Pick out each line below containing "this".

==================================================

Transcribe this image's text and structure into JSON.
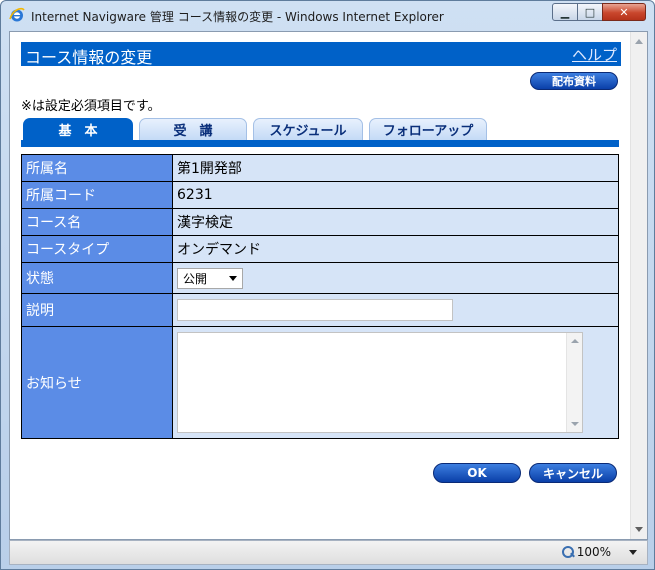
{
  "window": {
    "title": "Internet Navigware 管理 コース情報の変更 - Windows Internet Explorer",
    "min_glyph": "▁",
    "max_glyph": "□",
    "close_glyph": "✕"
  },
  "page": {
    "title": "コース情報の変更",
    "help_link": "ヘルプ",
    "handout_button": "配布資料",
    "required_note": "※は設定必須項目です。"
  },
  "tabs": [
    {
      "label": "基　本",
      "active": true
    },
    {
      "label": "受　講",
      "active": false
    },
    {
      "label": "スケジュール",
      "active": false
    },
    {
      "label": "フォローアップ",
      "active": false
    }
  ],
  "form": {
    "affiliation_name": {
      "label": "所属名",
      "value": "第1開発部"
    },
    "affiliation_code": {
      "label": "所属コード",
      "value": "6231"
    },
    "course_name": {
      "label": "コース名",
      "value": "漢字検定"
    },
    "course_type": {
      "label": "コースタイプ",
      "value": "オンデマンド"
    },
    "status": {
      "label": "状態",
      "selected": "公開"
    },
    "description": {
      "label": "説明",
      "value": ""
    },
    "notice": {
      "label": "お知らせ",
      "value": ""
    }
  },
  "buttons": {
    "ok": "OK",
    "cancel": "キャンセル"
  },
  "statusbar": {
    "zoom": "100%"
  },
  "colors": {
    "header_blue": "#0061c8",
    "label_cell": "#5b8ce6",
    "value_cell": "#d6e4f7"
  }
}
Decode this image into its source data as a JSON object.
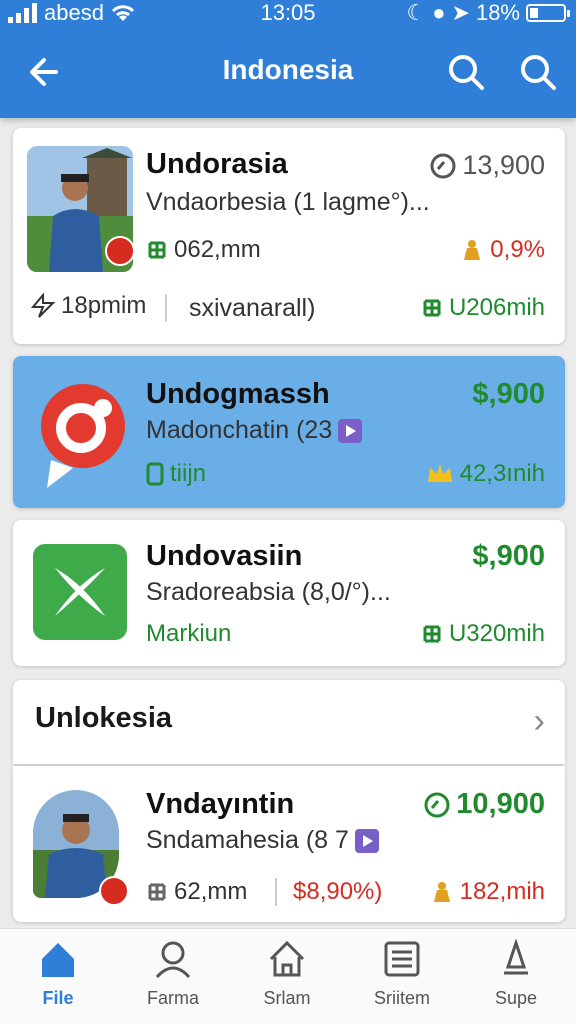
{
  "status": {
    "carrier": "abesd",
    "time": "13:05",
    "battery": "18%"
  },
  "appbar": {
    "title": "Indonesia",
    "back_icon": "arrow-left-icon"
  },
  "cards": [
    {
      "name": "Undorasia",
      "subtitle": "Vndaorbesia (1  lagme°)...",
      "stat": "13,900",
      "meta_left": "062,mm",
      "meta_right": "0,9%",
      "foot_left": "18pmim",
      "foot_mid": "sxivanarall)",
      "foot_right": "U206mih"
    },
    {
      "name": "Undogmassh",
      "subtitle": "Madonchatin (23",
      "price": "$,900",
      "meta_left": "tiijn",
      "meta_right": "42,3ınih"
    },
    {
      "name": "Undovasiin",
      "subtitle": "Sradoreabsia (8,0/°)...",
      "price": "$,900",
      "meta_left": "Markiun",
      "meta_right": "U320mih"
    }
  ],
  "section": {
    "title": "Unlokesia"
  },
  "card4": {
    "name": "Vndayıntin",
    "subtitle": "Sndamahesia (8 7",
    "stat": "10,900",
    "meta_a": "62,mm",
    "meta_b": "$8,90%)",
    "meta_c": "182,mih"
  },
  "nav": [
    {
      "label": "File",
      "icon": "home-icon",
      "active": true
    },
    {
      "label": "Farma",
      "icon": "person-icon",
      "active": false
    },
    {
      "label": "Srlam",
      "icon": "house-icon",
      "active": false
    },
    {
      "label": "Sriitem",
      "icon": "list-icon",
      "active": false
    },
    {
      "label": "Supe",
      "icon": "bell-icon",
      "active": false
    }
  ],
  "colors": {
    "primary": "#2f7fd8",
    "selected": "#6aaee8",
    "green": "#1f8a2e",
    "red": "#d62b1f"
  }
}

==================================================

## RESPONSE TO THE EXERCISE
Transcribe this image's text and structure into JSON.
Decode this image into its source data as a JSON object.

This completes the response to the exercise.